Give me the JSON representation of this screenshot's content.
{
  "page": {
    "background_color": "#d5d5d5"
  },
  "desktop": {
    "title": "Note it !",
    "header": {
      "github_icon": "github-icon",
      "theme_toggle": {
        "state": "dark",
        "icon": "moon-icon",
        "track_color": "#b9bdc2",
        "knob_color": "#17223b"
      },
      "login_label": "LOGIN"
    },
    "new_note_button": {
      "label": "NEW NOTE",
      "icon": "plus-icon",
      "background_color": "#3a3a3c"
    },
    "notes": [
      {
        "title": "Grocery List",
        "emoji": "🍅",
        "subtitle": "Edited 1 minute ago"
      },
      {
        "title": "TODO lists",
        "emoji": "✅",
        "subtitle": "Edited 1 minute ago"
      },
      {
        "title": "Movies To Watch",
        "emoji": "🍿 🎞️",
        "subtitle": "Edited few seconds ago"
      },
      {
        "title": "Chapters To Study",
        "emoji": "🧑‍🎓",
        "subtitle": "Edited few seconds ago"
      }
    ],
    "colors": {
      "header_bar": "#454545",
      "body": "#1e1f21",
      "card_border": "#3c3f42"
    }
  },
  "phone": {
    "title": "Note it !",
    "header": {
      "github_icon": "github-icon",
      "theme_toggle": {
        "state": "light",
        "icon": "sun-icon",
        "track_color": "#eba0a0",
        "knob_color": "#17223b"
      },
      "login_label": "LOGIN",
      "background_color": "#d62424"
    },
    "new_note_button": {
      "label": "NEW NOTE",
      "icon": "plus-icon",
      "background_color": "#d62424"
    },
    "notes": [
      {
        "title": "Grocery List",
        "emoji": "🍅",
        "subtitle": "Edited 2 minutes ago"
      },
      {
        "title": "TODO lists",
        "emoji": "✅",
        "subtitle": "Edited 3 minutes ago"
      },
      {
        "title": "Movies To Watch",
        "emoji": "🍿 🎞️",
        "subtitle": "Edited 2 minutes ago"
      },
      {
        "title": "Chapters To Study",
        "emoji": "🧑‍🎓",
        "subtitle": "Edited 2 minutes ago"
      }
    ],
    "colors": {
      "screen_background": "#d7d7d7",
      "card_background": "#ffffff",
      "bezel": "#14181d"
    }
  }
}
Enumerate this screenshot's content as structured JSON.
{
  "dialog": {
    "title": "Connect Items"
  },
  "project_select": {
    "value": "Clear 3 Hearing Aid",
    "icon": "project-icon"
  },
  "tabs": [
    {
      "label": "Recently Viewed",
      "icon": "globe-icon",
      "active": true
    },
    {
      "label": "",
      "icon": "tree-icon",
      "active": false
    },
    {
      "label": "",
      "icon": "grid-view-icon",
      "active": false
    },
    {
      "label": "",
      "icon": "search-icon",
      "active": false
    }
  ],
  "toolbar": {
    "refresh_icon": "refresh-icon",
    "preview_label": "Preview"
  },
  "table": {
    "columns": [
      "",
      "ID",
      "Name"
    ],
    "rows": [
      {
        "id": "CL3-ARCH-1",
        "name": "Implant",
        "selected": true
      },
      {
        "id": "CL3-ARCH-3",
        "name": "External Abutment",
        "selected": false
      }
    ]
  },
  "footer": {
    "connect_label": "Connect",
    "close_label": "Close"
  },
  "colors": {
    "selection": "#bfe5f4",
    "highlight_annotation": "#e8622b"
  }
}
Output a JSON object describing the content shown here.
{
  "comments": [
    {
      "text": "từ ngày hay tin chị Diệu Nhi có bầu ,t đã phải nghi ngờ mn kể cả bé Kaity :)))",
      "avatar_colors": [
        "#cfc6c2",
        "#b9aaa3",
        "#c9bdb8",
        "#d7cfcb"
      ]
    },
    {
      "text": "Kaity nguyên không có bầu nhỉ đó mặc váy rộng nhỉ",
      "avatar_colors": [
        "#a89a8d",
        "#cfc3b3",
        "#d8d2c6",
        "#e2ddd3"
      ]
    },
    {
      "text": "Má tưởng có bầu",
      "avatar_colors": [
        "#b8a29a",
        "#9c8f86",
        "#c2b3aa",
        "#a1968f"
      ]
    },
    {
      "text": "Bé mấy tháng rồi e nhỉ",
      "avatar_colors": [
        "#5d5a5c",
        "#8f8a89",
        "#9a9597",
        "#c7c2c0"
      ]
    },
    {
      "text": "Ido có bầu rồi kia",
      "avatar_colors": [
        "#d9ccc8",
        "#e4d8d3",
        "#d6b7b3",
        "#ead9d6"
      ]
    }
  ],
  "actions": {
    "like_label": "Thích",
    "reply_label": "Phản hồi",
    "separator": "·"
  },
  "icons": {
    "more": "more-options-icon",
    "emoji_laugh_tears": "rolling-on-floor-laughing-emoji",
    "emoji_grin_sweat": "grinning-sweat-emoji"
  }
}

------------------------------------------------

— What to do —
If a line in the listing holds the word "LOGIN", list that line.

— Answer space —
      "login_label": "LOGIN"
      "login_label": "LOGIN",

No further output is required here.